▶ **TASK DESCRIPTION**: Write the full listing out again, word for word, but omit the pictures.

Segment Open

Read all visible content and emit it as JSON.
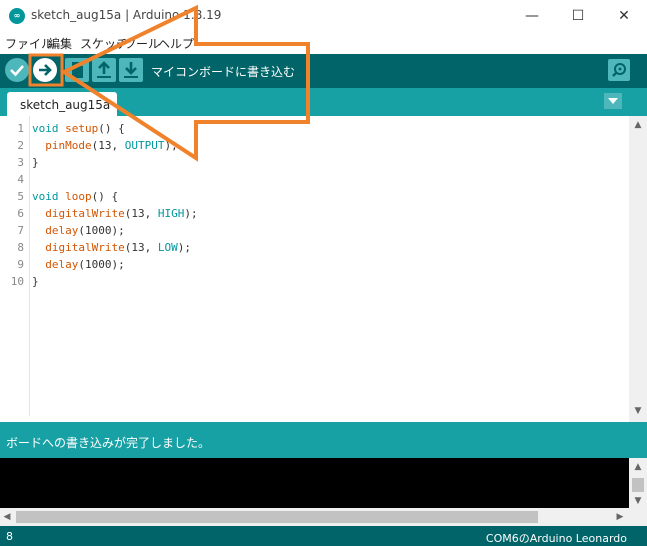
{
  "window": {
    "title": "sketch_aug15a | Arduino 1.8.19",
    "app_icon_text": "∞",
    "minimize": "—",
    "maximize": "☐",
    "close": "✕"
  },
  "menu": [
    "ファイル",
    "編集",
    "スケッチ",
    "ツール",
    "ヘルプ"
  ],
  "toolbar": {
    "hover_label": "マイコンボードに書き込む"
  },
  "tab": {
    "name": "sketch_aug15a",
    "menu_glyph": "▾"
  },
  "code": {
    "line_numbers": [
      "1",
      "2",
      "3",
      "4",
      "5",
      "6",
      "7",
      "8",
      "9",
      "10"
    ]
  },
  "status": {
    "message": "ボードへの書き込みが完了しました。"
  },
  "footer": {
    "line": "8",
    "board": "COM6のArduino Leonardo"
  },
  "colors": {
    "toolbar": "#006468",
    "accent": "#17a1a5",
    "annotation": "#f0822b"
  }
}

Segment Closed

▶ **TASK OUTPUT**:
Read all visible content and emit it as JSON.
{
  "window": {
    "title": "sketch_aug15a | Arduino 1.8.19",
    "app_icon_text": "∞",
    "minimize": "—",
    "maximize": "☐",
    "close": "✕"
  },
  "menu": [
    "ファイル",
    "編集",
    "スケッチ",
    "ツール",
    "ヘルプ"
  ],
  "toolbar": {
    "hover_label": "マイコンボードに書き込む"
  },
  "tab": {
    "name": "sketch_aug15a",
    "menu_glyph": "▾"
  },
  "code": {
    "line_numbers": [
      "1",
      "2",
      "3",
      "4",
      "5",
      "6",
      "7",
      "8",
      "9",
      "10"
    ]
  },
  "status": {
    "message": "ボードへの書き込みが完了しました。"
  },
  "footer": {
    "line": "8",
    "board": "COM6のArduino Leonardo"
  },
  "colors": {
    "toolbar": "#006468",
    "accent": "#17a1a5",
    "annotation": "#f0822b"
  }
}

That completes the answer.